All four academic medical centers belong to a larger consortium that was created through the Clinical and Translational Research Award (CTSA) program from the National Institutes of Health (NIH).
In 2010, VCU received a $20 million CTSA grant from the NIH to become part of the nationwide consortium of 60 institutions. These institutions, including VCU through its Center for Clinical and Translational Research, seek to advance science and foster partnerships to speed innovation and accelerate laboratory discoveries into treatments for patients.
“We’ve partnered with these three institutions to create a comprehensive consortium to do collaborative research on post-cardiac arrest patients to obtain a better understanding of post-arrest physiology and reperfusion injury, and to ultimately improve outcomes over hypothermia treatment alone,” said Peberdy.

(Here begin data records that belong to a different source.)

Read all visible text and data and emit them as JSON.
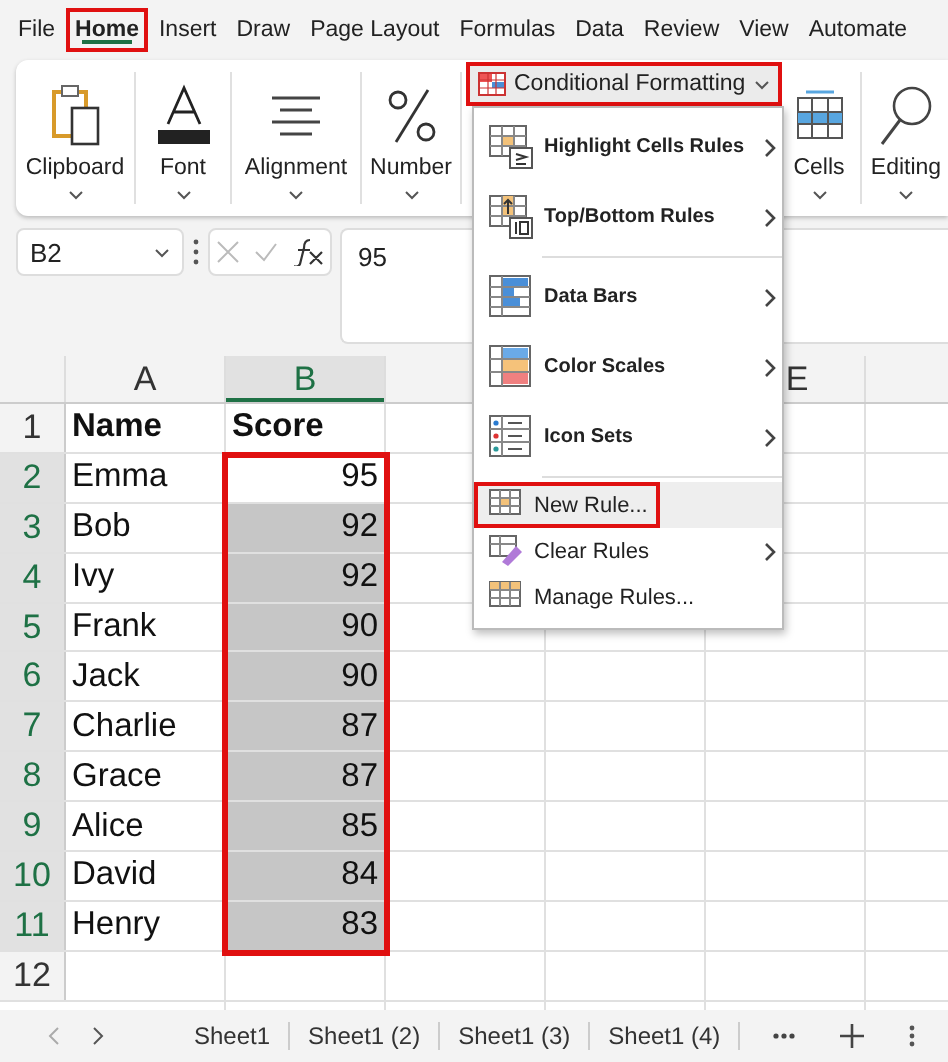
{
  "menu_tabs": [
    {
      "label": "File",
      "selected": false,
      "highlighted": false
    },
    {
      "label": "Home",
      "selected": true,
      "highlighted": true
    },
    {
      "label": "Insert",
      "selected": false,
      "highlighted": false
    },
    {
      "label": "Draw",
      "selected": false,
      "highlighted": false
    },
    {
      "label": "Page Layout",
      "selected": false,
      "highlighted": false
    },
    {
      "label": "Formulas",
      "selected": false,
      "highlighted": false
    },
    {
      "label": "Data",
      "selected": false,
      "highlighted": false
    },
    {
      "label": "Review",
      "selected": false,
      "highlighted": false
    },
    {
      "label": "View",
      "selected": false,
      "highlighted": false
    },
    {
      "label": "Automate",
      "selected": false,
      "highlighted": false
    }
  ],
  "ribbon_groups": [
    {
      "label": "Clipboard",
      "kind": "clipboard"
    },
    {
      "label": "Font",
      "kind": "font"
    },
    {
      "label": "Alignment",
      "kind": "alignment"
    },
    {
      "label": "Number",
      "kind": "number"
    },
    {
      "label": "Conditional Formatting",
      "kind": "conditional",
      "highlighted": true
    },
    {
      "label": "Cells",
      "kind": "cells"
    },
    {
      "label": "Editing",
      "kind": "editing"
    }
  ],
  "formula_bar": {
    "name_box": "B2",
    "formula": "95"
  },
  "columns": [
    {
      "label": "A",
      "kind": "letter",
      "selected": false
    },
    {
      "label": "B",
      "kind": "letter",
      "selected": true
    },
    {
      "kind": "blank"
    },
    {
      "kind": "covered"
    },
    {
      "label": "E",
      "kind": "letter",
      "selected": false
    },
    {
      "kind": "blank"
    }
  ],
  "selection_outlined": true,
  "rows": [
    {
      "number": "1",
      "kind": "header",
      "selected": false,
      "active": false,
      "cells": [
        "Name",
        "Score"
      ]
    },
    {
      "number": "2",
      "kind": "data",
      "selected": true,
      "active": true,
      "cells": [
        "Emma",
        "95"
      ]
    },
    {
      "number": "3",
      "kind": "data",
      "selected": true,
      "active": false,
      "cells": [
        "Bob",
        "92"
      ]
    },
    {
      "number": "4",
      "kind": "data",
      "selected": true,
      "active": false,
      "cells": [
        "Ivy",
        "92"
      ]
    },
    {
      "number": "5",
      "kind": "data",
      "selected": true,
      "active": false,
      "cells": [
        "Frank",
        "90"
      ]
    },
    {
      "number": "6",
      "kind": "data",
      "selected": true,
      "active": false,
      "cells": [
        "Jack",
        "90"
      ]
    },
    {
      "number": "7",
      "kind": "data",
      "selected": true,
      "active": false,
      "cells": [
        "Charlie",
        "87"
      ]
    },
    {
      "number": "8",
      "kind": "data",
      "selected": true,
      "active": false,
      "cells": [
        "Grace",
        "87"
      ]
    },
    {
      "number": "9",
      "kind": "data",
      "selected": true,
      "active": false,
      "cells": [
        "Alice",
        "85"
      ]
    },
    {
      "number": "10",
      "kind": "data",
      "selected": true,
      "active": false,
      "cells": [
        "David",
        "84"
      ]
    },
    {
      "number": "11",
      "kind": "data",
      "selected": true,
      "active": false,
      "cells": [
        "Henry",
        "83"
      ]
    },
    {
      "number": "12",
      "kind": "empty",
      "selected": false
    }
  ],
  "conditional_formatting_menu": [
    {
      "label": "Highlight Cells Rules",
      "kind": "highlight",
      "submenu": true,
      "selected": false,
      "highlighted": false
    },
    {
      "label": "Top/Bottom Rules",
      "kind": "topbottom",
      "submenu": true,
      "selected": false,
      "highlighted": false
    },
    {
      "label": "Data Bars",
      "kind": "databars",
      "submenu": true,
      "selected": false,
      "highlighted": false
    },
    {
      "label": "Color Scales",
      "kind": "colorscales",
      "submenu": true,
      "selected": false,
      "highlighted": false
    },
    {
      "label": "Icon Sets",
      "kind": "iconsets",
      "submenu": true,
      "selected": false,
      "highlighted": false
    },
    {
      "label": "New Rule...",
      "kind": "newrule",
      "submenu": false,
      "selected": true,
      "highlighted": true
    },
    {
      "label": "Clear Rules",
      "kind": "clearrules",
      "submenu": true,
      "selected": false,
      "highlighted": false
    },
    {
      "label": "Manage Rules...",
      "kind": "managerules",
      "submenu": false,
      "selected": false,
      "highlighted": false
    }
  ],
  "sheet_tabs": [
    {
      "label": "Sheet1"
    },
    {
      "label": "Sheet1 (2)"
    },
    {
      "label": "Sheet1 (3)"
    },
    {
      "label": "Sheet1 (4)"
    }
  ]
}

Therapeutic hypothermia lowers the body temperature of a patient suffering from cardiac arrest as quickly as possible to stabilize physiological functions in an effort to reduce the damage to the brain and other vital organs. Comprehensive post-arrest treatment continues to evolve by implementing new science as soon as it is available so that patients receive the very latest in quality treatment for cardiac arrest.
“There’s so much that’s still unknown about what happens to cellular mechanisms after the heart restarts following cardiac arrest,” said Peberdy, the lead investigator of the study that is funded through a CTSA supplemental grant from the NIH. “Our four institutions are working together on a current study called Characteristics of Mitochondrial Injury after Cardiac Arrest, or COMICA.”
A variety of physiological changes occur after cardiac arrest. When the heart arrests, there’s no blood flowing through body. When the heart restarts and blood begins to flow again, it kicks off a cascade of cellular mitochondrial injury that is responsible for the subsequent death and disability in patients who initially survive a cardiac arrest.
“If we understand this process better, we may be able to improve treatment for cardiac arrest patients,” Peberdy said.
The current study is scheduled to be completed in March 2012. The newly formed NPARC is applying for additional funding from the NIH and plans to continue serial translational research projects to further the understanding of post-arrest physiology and improve outcomes after cardiac arrest.
VCU Communications and Public Relations